"Thank you," Mum said, as she settled back, looking more alert. "Where's Anastasia?"

"She went to do the food shopping."

"Ah, poor Anny," she sighed. "She shouldn't have to take time work off for this. I told her I'm fine."

Teri hesitated, unsure of what to say. Her Mum was clearly not fine, but saying so wouldn't help things.

"Teri." Mum looked at her suddenly, with tear-filled eyes. "I'm sorry."

"For what?"

"I'm not strong, Teri. I'm not like your father was."

"Shh, it's okay," Teri said, taking her hand and stroking her Mum's hair. "It's not your fault. Nothing's your fault, Mum. We love you, Anny and I. Just work on getting better soon, okay?"

Her Mum sobbed, shaking her head. "How do I get over this? How does anyone get over this?"

Teri didn't reply, feeling her heart clench with pain too. She knew her mum didn't expect a reply. It was a rhetorical question.

Some time later in the day, Teri was lying on her bed, staring at the ceiling. The same old questions were spinning around and around in her head. She had been trying very hard not to think of her Dad, but it was impossible not to. The house felt empty. Every little thing made her think of him.

The doorbell rang, startling her. Teri heard Anny answer the door, so she went to the window in her bedroom and peeked outside. A white, unmarked van was parked in front of their house. As she watched, a tall man wearing a smart shirt and trousers got into the van and drove off.

Frowning, Teri walked downstairs. Her sister was sitting in the reception room, her head in her hands.


She looked up and quickly wiped her eyes. She had been crying, but obviously didn't want to show it.

"What's wrong?" Teri asked, concerned.

Anny laughed shakily. "Nothing, really..."

"Who was at the door?"

"Some guy from the forensics department," she said dismissively, then indicated a massive brown paper bag on the sofa, which Teri hadn't noticed. "He just returned dad's things. His clothes, his shoes..." She breathed deeply for a minute, then wiping her eyes a final time, stood up. "It just brought it all home, you know," she said to Teri, then shrugged. Clearing her throat, she added, "I'm going to have a nap, I think. I feel exhausted."

Teri gave her a hug, and waited until she heard her sister ascend the stairs and close her bedroom door before grabbing the paper bag and emptying it's contents on to the sofa. If these were her Dad's things, his briefcase would be here too.

The briefcase was the one thing she hadn't been able to check.

Everything was wrapped in plastic, but as she had guessed, his briefcase was there. It was black and sleek. Just touching it made her ache with sadness.

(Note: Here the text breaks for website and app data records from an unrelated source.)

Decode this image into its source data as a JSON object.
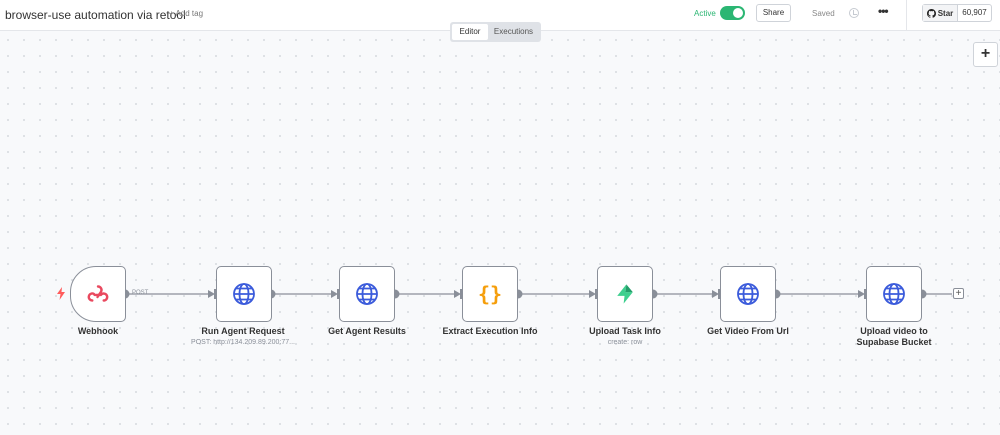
{
  "header": {
    "workflow_title": "browser-use automation via retool",
    "add_tag": "+ Add tag",
    "active_label": "Active",
    "share": "Share",
    "saved": "Saved",
    "more": "•••",
    "star": "Star",
    "star_count": "60,907"
  },
  "view_tabs": {
    "editor": "Editor",
    "executions": "Executions"
  },
  "canvas": {
    "zoom_add": "+",
    "edge_label": "POST",
    "end_plus": "+",
    "nodes": [
      {
        "label": "Webhook",
        "icon": "webhook-icon"
      },
      {
        "label": "Run Agent Request",
        "sub": "POST: http://134.209.89.200:77...",
        "icon": "globe-icon"
      },
      {
        "label": "Get Agent Results",
        "icon": "globe-icon"
      },
      {
        "label": "Extract Execution Info",
        "icon": "code-braces-icon",
        "glyph": "{}"
      },
      {
        "label": "Upload Task Info",
        "sub": "create: row",
        "icon": "supabase-icon"
      },
      {
        "label": "Get Video From Url",
        "icon": "globe-icon"
      },
      {
        "label": "Upload video to Supabase Bucket",
        "icon": "globe-icon"
      }
    ]
  },
  "colors": {
    "active": "#2bb673",
    "webhook": "#e9495f",
    "http": "#3b5bdb",
    "code": "#f59e0b",
    "supabase": "#3ecf8e",
    "trigger_bolt": "#ff5b5b"
  }
}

Teri fleetingly wondered if it would be difficult to open because she didn't know the code to unlock it, but apparently the forensics team had been a step ahead. The briefcase had been pried open and the lock was useless now. As she balanced it on her lap and opened it, the first thing she noticed was the drawing. It was a sketch of a wolf standing alone in a puddle of water. It was surrounded by dense shrubbery. The wolf seemed to stare out at her, it's eyes reflecting the light of the full moon. It was truly magnificent.

The drawing had no signature, making Teri frown. Did her dad draw this?

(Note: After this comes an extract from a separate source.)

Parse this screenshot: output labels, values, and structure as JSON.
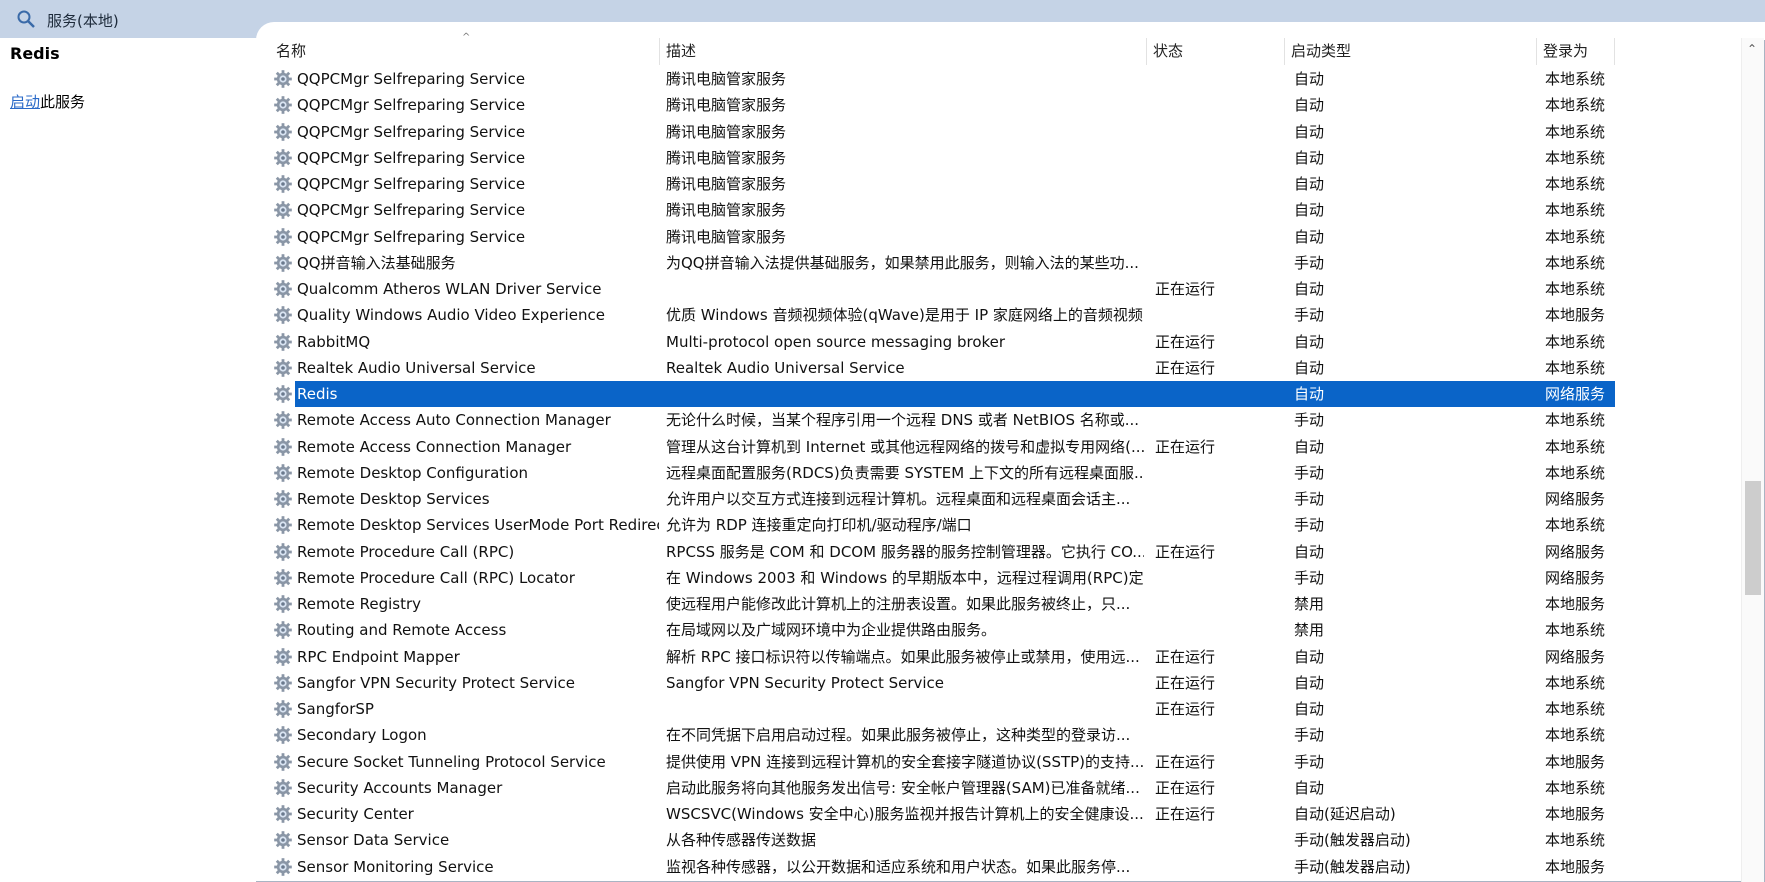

Impossible. She almost laughed as soon as the thought occurred. She remembered a time when she had asked him to draw something insignificant... A flower perhaps. The drawing had been terrible and completely unrecognizable.

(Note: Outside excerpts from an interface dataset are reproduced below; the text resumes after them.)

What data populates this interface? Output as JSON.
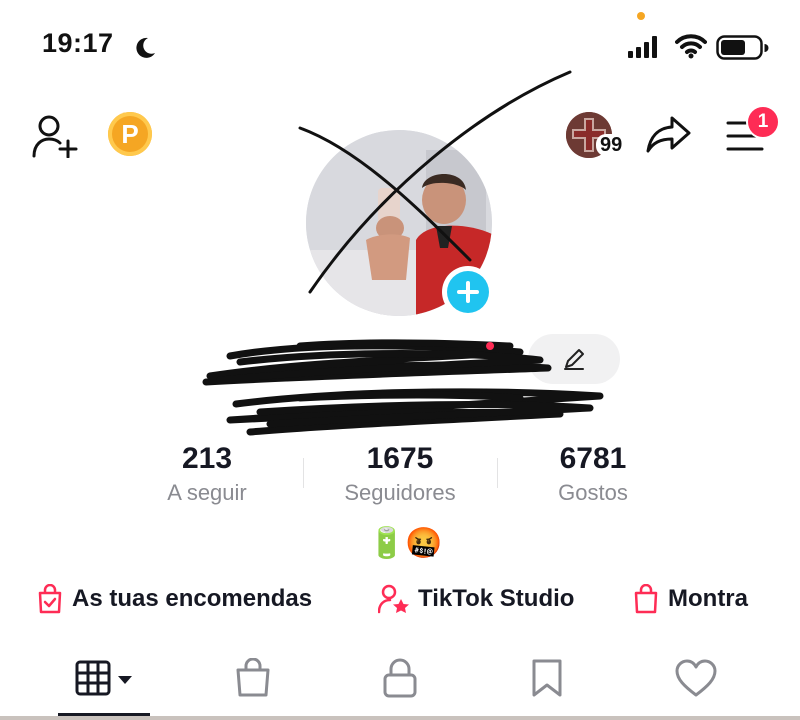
{
  "status_bar": {
    "time": "19:17",
    "icons": [
      "moon-icon",
      "signal-icon",
      "wifi-icon",
      "battery-icon"
    ],
    "orange_dot_color": "#f5a623"
  },
  "top_bar": {
    "coin_letter": "P",
    "coin_color": "#f5a623",
    "visitor_count": "99",
    "menu_badge": "1",
    "badge_color": "#fe2c55"
  },
  "profile": {
    "name": "",
    "handle": ""
  },
  "stats": [
    {
      "value": "213",
      "label": "A seguir"
    },
    {
      "value": "1675",
      "label": "Seguidores"
    },
    {
      "value": "6781",
      "label": "Gostos"
    }
  ],
  "bio": "🔋🤬",
  "links": [
    {
      "label": "As tuas encomendas",
      "icon": "shopping-bag-check-icon"
    },
    {
      "label": "TikTok Studio",
      "icon": "person-star-icon"
    },
    {
      "label": "Montra",
      "icon": "shopping-bag-icon"
    }
  ],
  "accent_color": "#fe2c55",
  "plus_color": "#20c4f0",
  "tabs": [
    {
      "name": "videos-grid",
      "icon": "grid-icon",
      "selected": true
    },
    {
      "name": "shop",
      "icon": "bag-icon",
      "selected": false
    },
    {
      "name": "private",
      "icon": "lock-icon",
      "selected": false
    },
    {
      "name": "saved",
      "icon": "bookmark-icon",
      "selected": false
    },
    {
      "name": "liked",
      "icon": "heart-icon",
      "selected": false
    }
  ]
}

Putting the drawing aside, she looked through the other papers in the briefcase. There were two other sketches. Again, they were of wolves standing in a puddle, surrounded by shrubbery, but they were different wolves. One seemed much bigger, his fur was darker too. The other was skinny and scraggly.

Teri frowned. Why had her father been carrying sketches of wolves around in his briefcase? Maybe they were drawings by some school kids that had been given to him as souvenirs? But surely no primary school kid could draw so well...

The other papers in the briefcase were work related. Lifting the plastic board that revealed the underlying compartment, Teri placed it aside and looked back at the briefcase. What she saw made her feel vaguely sick.

Under another thin sheet of plastic lay six vials full of a rich, dark red liquid.

Why had her father been carrying bottles of blood in his briefcase?